Erin Munro Krull’s research utilizes new mathematical technique
Erin Munro Krull, assistant professor of mathematics and the Mark and Janice Franzen Professor in Applied Mathematics, recently published an article in Frontiers in Neuroscience. With two colleagues in the field of computational neuroscience, Munro Krull applied a new mathematical technique called Independent Component Analysis (ICA) to neural recordings from rat auditory cortex.
Since ICA is a relatively new technique, there were only a few times it had been applied and interpreted on neural signals before this study. ICA takes simultaneous recordings from many sensors dispersed in different locations, and decomposes the recordings into signals produced by separate populations.
Munro Krull gives an analogy for how this works: “Imagine multiple microphones arranged in a room across a chorus of singers. ICA takes the recordings from all the microphones and decomposes them to give what each choral section is singing separately.”
She says this is a new method of analyzing brain waves and reveals two different modes of operation during slow-wave sleep. The study produced implications for how we understand sleep stages and what exactly the brain does during sleep stages. “In particular, non-REM sleep was previously thought to be relatively uniform, but our analysis reveals two distinct modes of operation within non-REM sleep,“ she says.

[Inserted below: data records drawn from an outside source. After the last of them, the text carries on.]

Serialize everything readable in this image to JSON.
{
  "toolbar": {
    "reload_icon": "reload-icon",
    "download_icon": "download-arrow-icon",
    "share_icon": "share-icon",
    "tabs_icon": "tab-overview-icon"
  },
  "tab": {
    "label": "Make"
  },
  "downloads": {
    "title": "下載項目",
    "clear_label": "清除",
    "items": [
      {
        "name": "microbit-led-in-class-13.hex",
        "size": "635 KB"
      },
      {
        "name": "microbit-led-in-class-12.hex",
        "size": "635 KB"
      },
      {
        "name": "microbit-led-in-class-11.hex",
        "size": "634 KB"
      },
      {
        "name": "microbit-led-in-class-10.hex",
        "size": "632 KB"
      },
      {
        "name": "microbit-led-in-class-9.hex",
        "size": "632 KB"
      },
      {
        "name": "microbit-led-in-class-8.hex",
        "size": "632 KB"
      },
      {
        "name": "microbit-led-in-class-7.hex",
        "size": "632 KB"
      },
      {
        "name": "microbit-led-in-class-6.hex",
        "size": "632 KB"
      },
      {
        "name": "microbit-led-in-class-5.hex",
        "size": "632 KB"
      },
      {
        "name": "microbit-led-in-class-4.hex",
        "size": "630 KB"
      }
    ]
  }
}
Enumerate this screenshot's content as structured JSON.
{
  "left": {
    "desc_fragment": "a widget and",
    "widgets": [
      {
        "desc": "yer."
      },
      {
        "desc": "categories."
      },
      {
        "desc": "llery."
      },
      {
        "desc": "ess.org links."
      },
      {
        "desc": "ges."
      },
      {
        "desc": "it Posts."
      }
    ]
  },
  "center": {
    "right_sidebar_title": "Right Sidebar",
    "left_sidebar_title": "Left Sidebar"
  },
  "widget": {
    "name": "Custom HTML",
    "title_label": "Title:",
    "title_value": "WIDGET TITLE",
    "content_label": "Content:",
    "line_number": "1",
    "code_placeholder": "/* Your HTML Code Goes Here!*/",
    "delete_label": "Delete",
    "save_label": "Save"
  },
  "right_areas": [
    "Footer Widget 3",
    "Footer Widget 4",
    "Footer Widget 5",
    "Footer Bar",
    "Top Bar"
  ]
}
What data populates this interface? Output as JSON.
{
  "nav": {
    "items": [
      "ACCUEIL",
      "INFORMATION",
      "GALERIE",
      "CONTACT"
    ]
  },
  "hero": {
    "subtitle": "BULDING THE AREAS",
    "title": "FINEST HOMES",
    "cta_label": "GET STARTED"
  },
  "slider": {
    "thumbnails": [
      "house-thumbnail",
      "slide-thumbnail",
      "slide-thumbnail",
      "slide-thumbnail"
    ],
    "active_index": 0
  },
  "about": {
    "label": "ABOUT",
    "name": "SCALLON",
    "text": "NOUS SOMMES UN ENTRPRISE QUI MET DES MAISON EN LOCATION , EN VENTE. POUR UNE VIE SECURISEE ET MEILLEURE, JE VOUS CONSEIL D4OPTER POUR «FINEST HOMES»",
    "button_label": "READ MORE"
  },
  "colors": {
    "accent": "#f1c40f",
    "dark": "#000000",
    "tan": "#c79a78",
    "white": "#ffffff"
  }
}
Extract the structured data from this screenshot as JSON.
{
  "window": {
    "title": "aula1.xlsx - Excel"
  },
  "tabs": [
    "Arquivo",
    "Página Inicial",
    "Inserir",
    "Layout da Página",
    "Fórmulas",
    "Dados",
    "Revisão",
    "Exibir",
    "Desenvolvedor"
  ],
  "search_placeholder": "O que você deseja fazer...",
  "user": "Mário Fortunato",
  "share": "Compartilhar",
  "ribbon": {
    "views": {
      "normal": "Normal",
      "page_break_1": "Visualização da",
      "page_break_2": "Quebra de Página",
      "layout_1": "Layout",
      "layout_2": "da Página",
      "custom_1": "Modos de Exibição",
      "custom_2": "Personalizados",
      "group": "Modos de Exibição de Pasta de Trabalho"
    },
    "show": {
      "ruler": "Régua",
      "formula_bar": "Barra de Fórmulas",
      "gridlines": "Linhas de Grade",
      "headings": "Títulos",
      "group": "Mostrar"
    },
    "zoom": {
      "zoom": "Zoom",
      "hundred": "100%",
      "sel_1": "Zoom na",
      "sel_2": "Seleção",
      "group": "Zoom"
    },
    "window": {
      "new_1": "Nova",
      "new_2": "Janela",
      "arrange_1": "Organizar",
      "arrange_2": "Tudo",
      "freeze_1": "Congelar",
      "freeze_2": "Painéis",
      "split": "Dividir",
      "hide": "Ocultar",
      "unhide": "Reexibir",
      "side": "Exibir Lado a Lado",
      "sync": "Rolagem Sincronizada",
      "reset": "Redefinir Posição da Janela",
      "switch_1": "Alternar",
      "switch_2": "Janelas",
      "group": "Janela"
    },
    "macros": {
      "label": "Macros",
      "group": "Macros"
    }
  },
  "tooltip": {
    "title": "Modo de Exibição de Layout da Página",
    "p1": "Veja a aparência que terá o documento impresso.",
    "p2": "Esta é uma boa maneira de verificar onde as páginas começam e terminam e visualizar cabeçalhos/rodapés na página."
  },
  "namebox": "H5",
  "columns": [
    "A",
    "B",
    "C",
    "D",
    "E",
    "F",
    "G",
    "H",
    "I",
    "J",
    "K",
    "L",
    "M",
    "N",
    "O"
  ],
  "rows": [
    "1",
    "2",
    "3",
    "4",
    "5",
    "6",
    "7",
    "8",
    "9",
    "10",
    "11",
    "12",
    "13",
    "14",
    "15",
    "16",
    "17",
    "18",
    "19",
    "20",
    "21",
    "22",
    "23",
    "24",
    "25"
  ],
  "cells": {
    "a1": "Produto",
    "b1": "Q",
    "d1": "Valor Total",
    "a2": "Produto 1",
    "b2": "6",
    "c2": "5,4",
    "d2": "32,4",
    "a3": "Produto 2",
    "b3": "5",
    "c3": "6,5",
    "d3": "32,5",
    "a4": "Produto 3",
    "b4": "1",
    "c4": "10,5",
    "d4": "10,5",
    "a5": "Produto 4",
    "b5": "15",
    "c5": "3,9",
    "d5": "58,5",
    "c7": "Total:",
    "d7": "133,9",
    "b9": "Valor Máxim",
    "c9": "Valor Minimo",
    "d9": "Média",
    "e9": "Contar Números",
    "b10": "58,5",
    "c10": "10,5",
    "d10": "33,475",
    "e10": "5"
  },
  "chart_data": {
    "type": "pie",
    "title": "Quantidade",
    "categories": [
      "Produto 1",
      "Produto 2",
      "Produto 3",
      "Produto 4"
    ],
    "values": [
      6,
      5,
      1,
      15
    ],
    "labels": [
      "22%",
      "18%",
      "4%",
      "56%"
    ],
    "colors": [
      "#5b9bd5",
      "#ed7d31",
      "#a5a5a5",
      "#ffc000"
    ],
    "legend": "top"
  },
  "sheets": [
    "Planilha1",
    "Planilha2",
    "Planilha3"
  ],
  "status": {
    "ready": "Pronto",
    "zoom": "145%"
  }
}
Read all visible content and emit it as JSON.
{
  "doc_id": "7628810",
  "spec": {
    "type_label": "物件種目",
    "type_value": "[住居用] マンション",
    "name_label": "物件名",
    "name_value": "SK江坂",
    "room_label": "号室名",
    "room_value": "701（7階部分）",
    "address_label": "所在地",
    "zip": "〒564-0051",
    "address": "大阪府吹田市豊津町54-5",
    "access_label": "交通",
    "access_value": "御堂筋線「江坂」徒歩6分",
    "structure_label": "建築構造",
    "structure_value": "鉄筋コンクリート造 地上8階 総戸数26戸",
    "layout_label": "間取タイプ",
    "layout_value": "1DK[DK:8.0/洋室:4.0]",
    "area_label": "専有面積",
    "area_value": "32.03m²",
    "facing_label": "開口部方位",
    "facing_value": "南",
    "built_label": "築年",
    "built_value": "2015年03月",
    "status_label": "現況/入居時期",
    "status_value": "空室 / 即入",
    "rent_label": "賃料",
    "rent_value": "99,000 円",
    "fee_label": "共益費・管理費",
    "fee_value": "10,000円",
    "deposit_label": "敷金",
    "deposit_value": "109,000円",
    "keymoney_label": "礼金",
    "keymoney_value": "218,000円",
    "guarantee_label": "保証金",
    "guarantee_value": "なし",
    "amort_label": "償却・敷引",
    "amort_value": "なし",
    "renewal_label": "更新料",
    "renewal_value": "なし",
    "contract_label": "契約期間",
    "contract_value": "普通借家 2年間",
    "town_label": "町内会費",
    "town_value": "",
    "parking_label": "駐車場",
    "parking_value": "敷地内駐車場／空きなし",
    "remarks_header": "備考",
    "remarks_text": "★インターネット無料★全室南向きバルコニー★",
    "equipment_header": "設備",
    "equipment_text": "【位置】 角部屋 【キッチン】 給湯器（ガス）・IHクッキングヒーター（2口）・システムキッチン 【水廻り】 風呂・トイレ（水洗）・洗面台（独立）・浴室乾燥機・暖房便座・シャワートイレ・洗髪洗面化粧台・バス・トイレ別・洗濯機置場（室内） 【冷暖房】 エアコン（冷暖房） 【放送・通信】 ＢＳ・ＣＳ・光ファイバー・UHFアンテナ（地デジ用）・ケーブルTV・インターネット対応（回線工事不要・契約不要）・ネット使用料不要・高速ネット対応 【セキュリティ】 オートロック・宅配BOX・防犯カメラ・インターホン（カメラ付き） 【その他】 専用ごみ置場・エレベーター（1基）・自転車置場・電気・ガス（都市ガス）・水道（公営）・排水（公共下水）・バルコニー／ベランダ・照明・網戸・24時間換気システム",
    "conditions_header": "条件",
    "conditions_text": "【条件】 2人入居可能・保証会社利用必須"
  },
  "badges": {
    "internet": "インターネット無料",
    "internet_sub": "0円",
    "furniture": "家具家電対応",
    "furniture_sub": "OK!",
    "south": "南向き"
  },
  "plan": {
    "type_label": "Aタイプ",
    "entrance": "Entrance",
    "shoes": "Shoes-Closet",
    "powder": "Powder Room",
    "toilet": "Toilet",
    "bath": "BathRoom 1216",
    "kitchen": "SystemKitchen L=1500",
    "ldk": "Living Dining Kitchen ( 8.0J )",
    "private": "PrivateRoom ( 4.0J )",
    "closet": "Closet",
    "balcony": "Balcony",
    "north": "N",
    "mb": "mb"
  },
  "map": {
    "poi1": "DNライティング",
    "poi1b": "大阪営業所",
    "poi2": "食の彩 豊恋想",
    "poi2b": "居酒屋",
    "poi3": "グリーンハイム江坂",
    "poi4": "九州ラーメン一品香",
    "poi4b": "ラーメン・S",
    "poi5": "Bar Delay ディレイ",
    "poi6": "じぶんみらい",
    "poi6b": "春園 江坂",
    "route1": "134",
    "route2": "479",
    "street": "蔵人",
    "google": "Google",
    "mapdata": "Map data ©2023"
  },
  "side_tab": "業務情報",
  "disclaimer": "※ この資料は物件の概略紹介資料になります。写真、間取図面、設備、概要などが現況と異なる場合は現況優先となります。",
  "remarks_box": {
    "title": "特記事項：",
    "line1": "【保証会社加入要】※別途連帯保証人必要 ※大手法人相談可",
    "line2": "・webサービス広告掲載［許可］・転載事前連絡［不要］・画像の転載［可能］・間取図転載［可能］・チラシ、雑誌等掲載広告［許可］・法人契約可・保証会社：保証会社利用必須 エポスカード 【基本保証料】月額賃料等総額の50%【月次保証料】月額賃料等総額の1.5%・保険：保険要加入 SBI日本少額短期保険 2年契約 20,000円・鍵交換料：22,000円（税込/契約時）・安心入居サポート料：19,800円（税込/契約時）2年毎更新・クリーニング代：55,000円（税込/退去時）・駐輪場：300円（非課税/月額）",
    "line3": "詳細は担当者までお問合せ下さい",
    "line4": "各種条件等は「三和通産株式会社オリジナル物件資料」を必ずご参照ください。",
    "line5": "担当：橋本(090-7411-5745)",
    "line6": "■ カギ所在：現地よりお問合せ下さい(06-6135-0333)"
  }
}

She said the theta oscillations they found previously had been associated with emotional processing, while the larger amplitude oscillations they saw when there were no underlying theta oscillations are known to occur earlier in sleep.
“The larger amplitude non-REM oscillations may be linked to restorative processes in the brain, such as restoring chemical balances and repair,” Munro Krull says. “So, we hypothesize that earlier non-REM sleep serves as a restorative process, while later non-REM sleep serves as emotional processing. There are implications for work-life balance and the amount of sleep you get, the quality of sleep, and possibly post-traumatic stress.
“On top of that, this study shows that you can get consistent results when you apply ICA to real data and that those results can reliably tell you more information on what is going on in the brain.”